With the Canadian Forces spending more time in the North, Northwestel might have to bulk up its telecom network.
The military is working to increase Northwestel’s capacity, “both in a steady state, but also in a surge,” Brig.-Gen. David Millar, commander of Joint Task Force North, told a CBC reporter in late August.
An emergency – whether military or not – is going to need more communications “horsepower,” he said.
“Beefing up the communications capability in the North is what we need to do,” said Maj. Tom Bachelder, chairman of a Yellowknife-based communications working group.
During Operation Nanook – the military’s annual Northern exercise – the Iqaluit cell network suffered a “catastrophic failure.”
“From 2 a.m to 5 a.m., their network was down,” said Bachelder.
“If it had happened two days later, it would have affected the whole government exercise,” he said.
Seven hundred military personnel had been shipped up to Iqaluit for the exercise.
The increased demand in the cell network is not believed to have been a factor in the failure.
“How Northwestel maintains their stuff is Northwestel’s business,” said Bachelder.
The Iqualuit network has “sufficient capacity” to handle the increased demand, said Curtis Shaw, Northwestel’s vice-president of consumer and small business affairs.
Meetings have been held between Northwestel and the military to find common ground on expanding the capacity of Northern communications.
“If (the military) can determine common issues we have with communication, then we can go to providers, such as Northwestel, and say, ‘We have these comms issues; what are you doing to address these comms issues?

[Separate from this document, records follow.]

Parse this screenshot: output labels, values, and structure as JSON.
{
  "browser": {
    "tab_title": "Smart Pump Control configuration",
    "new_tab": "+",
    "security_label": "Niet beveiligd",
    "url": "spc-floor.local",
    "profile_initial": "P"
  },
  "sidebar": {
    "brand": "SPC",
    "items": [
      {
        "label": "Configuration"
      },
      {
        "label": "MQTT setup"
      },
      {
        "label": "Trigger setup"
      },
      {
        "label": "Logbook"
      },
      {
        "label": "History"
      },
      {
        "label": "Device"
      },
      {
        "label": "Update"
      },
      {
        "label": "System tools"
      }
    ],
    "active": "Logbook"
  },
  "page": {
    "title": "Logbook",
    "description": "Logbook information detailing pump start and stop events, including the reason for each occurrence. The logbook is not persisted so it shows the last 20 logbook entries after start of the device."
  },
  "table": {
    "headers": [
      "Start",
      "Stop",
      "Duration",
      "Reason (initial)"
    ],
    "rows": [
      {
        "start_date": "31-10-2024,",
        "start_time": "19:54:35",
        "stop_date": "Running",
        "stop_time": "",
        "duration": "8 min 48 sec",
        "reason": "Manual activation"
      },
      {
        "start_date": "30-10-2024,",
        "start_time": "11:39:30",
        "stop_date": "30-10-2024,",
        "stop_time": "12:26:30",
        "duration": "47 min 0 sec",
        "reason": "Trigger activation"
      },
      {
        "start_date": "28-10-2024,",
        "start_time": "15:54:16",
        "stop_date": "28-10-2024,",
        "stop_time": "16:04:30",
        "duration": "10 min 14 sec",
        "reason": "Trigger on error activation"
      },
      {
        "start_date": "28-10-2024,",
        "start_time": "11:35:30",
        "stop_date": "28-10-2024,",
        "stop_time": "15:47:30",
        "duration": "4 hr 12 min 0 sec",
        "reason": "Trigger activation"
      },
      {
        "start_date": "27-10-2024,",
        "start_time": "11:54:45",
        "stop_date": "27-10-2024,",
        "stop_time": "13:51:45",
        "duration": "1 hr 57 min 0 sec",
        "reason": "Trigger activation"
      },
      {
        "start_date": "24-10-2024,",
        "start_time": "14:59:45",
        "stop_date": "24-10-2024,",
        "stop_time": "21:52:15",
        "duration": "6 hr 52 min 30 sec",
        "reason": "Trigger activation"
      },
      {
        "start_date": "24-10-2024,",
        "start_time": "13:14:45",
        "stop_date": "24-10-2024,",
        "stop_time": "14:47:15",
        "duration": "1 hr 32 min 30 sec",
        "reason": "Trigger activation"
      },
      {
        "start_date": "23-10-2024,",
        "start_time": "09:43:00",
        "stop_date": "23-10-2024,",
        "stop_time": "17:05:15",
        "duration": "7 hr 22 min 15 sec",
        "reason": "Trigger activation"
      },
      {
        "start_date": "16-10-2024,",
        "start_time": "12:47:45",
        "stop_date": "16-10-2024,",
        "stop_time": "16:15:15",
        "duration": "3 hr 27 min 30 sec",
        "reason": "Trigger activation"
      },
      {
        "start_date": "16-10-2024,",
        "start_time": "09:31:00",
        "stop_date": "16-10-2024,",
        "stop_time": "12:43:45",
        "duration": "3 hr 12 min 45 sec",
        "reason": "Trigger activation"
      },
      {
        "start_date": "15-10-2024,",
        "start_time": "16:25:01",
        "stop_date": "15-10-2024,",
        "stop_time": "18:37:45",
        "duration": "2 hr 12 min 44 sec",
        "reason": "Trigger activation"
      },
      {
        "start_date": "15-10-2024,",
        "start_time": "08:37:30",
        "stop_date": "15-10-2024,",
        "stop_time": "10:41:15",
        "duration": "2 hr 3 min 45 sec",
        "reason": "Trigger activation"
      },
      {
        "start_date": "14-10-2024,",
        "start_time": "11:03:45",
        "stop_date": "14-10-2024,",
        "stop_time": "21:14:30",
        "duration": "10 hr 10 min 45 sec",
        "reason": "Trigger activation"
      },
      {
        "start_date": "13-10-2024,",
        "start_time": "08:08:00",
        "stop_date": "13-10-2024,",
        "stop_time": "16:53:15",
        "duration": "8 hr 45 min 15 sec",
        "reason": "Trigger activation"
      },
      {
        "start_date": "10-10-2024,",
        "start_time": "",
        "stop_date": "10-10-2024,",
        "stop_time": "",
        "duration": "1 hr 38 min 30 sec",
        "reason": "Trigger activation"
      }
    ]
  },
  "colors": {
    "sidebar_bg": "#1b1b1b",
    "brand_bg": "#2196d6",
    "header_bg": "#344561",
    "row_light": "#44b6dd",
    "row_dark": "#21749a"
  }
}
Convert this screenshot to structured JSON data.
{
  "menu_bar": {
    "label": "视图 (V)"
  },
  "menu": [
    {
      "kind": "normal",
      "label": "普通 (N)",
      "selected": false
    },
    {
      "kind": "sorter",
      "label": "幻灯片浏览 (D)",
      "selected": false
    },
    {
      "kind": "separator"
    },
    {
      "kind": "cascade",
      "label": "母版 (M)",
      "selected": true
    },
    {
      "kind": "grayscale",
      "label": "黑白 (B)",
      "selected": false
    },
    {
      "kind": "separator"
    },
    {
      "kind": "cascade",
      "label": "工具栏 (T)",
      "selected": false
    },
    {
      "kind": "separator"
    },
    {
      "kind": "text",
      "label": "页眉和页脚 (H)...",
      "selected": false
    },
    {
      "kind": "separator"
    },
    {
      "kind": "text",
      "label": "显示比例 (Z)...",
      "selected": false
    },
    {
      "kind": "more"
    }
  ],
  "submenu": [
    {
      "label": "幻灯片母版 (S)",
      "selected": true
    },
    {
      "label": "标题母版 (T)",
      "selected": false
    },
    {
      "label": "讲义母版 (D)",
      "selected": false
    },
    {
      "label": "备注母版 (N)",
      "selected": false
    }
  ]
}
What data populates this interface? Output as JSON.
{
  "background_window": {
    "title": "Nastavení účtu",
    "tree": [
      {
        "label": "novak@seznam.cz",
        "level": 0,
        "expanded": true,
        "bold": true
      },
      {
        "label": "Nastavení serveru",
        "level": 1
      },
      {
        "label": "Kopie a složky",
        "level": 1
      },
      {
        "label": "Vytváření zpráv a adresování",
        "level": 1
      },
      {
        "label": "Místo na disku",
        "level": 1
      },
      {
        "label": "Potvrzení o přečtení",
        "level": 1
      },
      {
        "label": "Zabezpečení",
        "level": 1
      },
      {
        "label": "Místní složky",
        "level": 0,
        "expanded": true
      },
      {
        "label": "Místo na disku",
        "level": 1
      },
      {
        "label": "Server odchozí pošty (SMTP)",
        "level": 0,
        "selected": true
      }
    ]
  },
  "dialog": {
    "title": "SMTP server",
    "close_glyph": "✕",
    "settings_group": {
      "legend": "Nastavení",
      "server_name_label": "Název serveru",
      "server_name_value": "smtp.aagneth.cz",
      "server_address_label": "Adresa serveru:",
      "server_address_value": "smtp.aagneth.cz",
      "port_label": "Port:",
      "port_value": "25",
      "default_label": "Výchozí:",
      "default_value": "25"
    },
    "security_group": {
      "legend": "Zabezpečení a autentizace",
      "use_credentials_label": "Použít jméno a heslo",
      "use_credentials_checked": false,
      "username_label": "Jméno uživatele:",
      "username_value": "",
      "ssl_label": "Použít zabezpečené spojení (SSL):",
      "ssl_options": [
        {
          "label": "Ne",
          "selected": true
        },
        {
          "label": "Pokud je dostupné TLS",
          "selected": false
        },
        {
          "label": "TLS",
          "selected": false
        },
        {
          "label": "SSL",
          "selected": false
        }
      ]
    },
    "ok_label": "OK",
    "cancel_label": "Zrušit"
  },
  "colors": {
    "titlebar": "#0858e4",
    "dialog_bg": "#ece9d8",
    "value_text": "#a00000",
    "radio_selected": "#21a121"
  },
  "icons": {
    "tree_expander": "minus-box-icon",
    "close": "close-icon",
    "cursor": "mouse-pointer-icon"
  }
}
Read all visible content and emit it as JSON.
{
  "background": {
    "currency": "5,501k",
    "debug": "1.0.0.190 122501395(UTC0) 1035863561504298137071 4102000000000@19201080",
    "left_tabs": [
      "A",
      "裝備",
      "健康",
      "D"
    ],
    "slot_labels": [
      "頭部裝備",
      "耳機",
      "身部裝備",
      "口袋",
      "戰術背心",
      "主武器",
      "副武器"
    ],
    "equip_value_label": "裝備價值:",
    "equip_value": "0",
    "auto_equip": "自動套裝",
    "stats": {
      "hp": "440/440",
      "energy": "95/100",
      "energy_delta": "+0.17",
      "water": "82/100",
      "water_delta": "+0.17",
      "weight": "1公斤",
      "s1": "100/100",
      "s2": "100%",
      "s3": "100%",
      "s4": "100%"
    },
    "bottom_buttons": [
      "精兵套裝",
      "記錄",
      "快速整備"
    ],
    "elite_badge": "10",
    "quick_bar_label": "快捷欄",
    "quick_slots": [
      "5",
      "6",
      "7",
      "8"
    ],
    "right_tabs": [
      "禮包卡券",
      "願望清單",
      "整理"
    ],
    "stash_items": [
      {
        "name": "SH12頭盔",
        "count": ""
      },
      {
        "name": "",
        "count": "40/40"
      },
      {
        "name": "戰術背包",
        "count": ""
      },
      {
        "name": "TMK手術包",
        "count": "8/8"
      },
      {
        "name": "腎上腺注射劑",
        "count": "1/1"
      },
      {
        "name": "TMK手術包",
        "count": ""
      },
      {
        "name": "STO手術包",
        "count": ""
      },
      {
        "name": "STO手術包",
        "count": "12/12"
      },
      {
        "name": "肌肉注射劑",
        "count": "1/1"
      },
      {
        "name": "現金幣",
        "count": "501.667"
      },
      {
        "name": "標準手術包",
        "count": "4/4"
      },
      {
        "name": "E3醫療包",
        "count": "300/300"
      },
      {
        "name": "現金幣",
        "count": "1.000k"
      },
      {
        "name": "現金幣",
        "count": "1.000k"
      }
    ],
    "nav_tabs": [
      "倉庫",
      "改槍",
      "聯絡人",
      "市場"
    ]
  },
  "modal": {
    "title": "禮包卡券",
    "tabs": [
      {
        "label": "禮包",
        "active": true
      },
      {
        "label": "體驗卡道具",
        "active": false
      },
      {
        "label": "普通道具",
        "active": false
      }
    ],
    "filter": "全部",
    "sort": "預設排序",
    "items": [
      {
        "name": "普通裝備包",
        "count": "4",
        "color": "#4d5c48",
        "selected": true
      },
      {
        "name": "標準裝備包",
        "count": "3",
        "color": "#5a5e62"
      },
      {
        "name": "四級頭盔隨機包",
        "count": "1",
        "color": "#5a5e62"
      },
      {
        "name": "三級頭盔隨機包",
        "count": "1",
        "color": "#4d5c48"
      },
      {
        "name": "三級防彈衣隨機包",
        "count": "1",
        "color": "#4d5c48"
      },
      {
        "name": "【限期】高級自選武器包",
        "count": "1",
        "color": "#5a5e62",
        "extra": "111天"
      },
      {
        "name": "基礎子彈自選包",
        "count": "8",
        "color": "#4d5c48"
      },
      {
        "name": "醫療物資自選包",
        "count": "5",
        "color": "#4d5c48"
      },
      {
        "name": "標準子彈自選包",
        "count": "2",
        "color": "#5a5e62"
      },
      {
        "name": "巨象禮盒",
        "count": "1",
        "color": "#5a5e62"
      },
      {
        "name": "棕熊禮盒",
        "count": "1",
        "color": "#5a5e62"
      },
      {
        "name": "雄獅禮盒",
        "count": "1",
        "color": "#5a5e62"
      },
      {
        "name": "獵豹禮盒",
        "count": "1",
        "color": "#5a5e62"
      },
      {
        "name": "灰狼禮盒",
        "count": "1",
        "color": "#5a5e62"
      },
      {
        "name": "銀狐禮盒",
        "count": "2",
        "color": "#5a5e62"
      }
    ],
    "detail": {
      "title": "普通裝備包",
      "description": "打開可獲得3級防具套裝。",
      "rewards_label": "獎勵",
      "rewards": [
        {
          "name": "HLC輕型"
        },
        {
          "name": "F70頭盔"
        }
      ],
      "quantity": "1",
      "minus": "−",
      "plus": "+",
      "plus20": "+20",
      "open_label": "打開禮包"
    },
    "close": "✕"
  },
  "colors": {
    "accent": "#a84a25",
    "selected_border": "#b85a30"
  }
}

What’s coming down the pipe?’” said Bachelder.
Of course, cellphone coverage is only one aspect of how the military talks to itself.
“Obviously, when they’re doing operations out on the tundra, they’re not going to have access to cellular coverage,” said Shaw.
“Maybe Northwestel isn’t the provider that’s going to solve all of our problems – but they may know who can, or can’t,” said Bachelder.
Bolstering northern communications has become a top Canadian Forces priority.
Especially when winter hits.
“In the summertime I don’t think there is a communication issue,” said Bachelder.
“But we get into the cold weather and then we have the challenges,” he said.
High-frequency radios get bogged down by high winds and bad weather.
Satellite radios need clear skies; if heavy weather hits, a unit could find themselves cut off from outside communications.
Iridium radios are “fairly reliable,” but not fit for the ultra-cold of the Arctic.
The manufacturer doesn’t recommend using the radios in anything colder than minus 10.
“If we’re out on a ranger patrol and it’s minus 40, it’s not a system that you’ll just pull out of your pocket and be able to talk on,” said Bachelder.
Contact Tristin Hopper at